We provide links to earlier versions, as they cover some topics that are no longer germane

Join us on Facebook, follow us on Twitter or Google+, or subscribe to our RSS news feed

Charles Moore has been a freelance journalist since 1987 and began writing for Mac websites in May 1998. His The Road Warrior column was a regular feature on MacOpinion, he is news editor at Applelinks.com and a columnist at MacPrices.net. If you find his articles helpful, please consider making a donation to his tip jar.

Links for the Day

Recent Content

About LEM Support Usage Privacy Contact

Custom Search

Follow Low End Mac on Twitter
Join Low End Mac on Facebook

Favorite Sites

MacSurfer
Cult of Mac
Shrine of Apple
MacInTouch
MyAppleMenu
InfoMac
The Mac Observer
Accelerate Your Mac
RetroMacCast
The Vintage Mac Museum
Deal Brothers
DealMac
Mac2Sell
Mac Driver Museum
JAG's House
System 6 Heaven
System 7 Today
the pickle's Low-End Mac FAQ

Affiliates

Amazon.com
The iTunes Store
PC Connection Express
Macgo Blu-ray Player
Parallels Desktop for Mac
eBay

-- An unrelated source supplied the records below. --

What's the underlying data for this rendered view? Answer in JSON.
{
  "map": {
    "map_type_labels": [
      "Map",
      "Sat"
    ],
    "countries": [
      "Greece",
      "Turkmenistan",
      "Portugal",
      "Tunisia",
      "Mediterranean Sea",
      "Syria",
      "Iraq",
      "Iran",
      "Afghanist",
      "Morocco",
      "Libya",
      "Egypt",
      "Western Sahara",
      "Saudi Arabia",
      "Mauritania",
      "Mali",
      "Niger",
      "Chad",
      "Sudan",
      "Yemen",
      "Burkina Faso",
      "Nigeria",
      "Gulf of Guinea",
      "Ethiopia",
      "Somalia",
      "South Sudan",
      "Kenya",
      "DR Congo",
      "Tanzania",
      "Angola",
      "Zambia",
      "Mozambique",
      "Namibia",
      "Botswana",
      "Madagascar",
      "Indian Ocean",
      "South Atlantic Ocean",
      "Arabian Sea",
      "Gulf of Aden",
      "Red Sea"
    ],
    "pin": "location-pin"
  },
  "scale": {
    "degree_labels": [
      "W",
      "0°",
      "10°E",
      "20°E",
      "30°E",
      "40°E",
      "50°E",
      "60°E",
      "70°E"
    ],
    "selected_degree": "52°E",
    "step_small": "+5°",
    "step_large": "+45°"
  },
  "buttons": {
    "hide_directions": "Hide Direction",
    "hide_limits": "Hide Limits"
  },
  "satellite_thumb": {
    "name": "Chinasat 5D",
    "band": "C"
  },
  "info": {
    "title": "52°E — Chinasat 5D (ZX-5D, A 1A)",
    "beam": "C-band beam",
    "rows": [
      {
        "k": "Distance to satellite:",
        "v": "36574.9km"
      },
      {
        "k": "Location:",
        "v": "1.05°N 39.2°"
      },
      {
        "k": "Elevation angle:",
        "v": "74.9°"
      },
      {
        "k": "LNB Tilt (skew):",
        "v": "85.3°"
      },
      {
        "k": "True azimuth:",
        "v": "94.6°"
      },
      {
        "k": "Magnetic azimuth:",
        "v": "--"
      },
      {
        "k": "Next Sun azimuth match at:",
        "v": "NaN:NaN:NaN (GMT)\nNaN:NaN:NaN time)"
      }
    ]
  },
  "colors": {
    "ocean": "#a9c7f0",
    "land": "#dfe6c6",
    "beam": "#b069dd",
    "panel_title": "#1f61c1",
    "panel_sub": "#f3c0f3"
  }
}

Low End Mac's Amazon.com store

Advertise

Open Link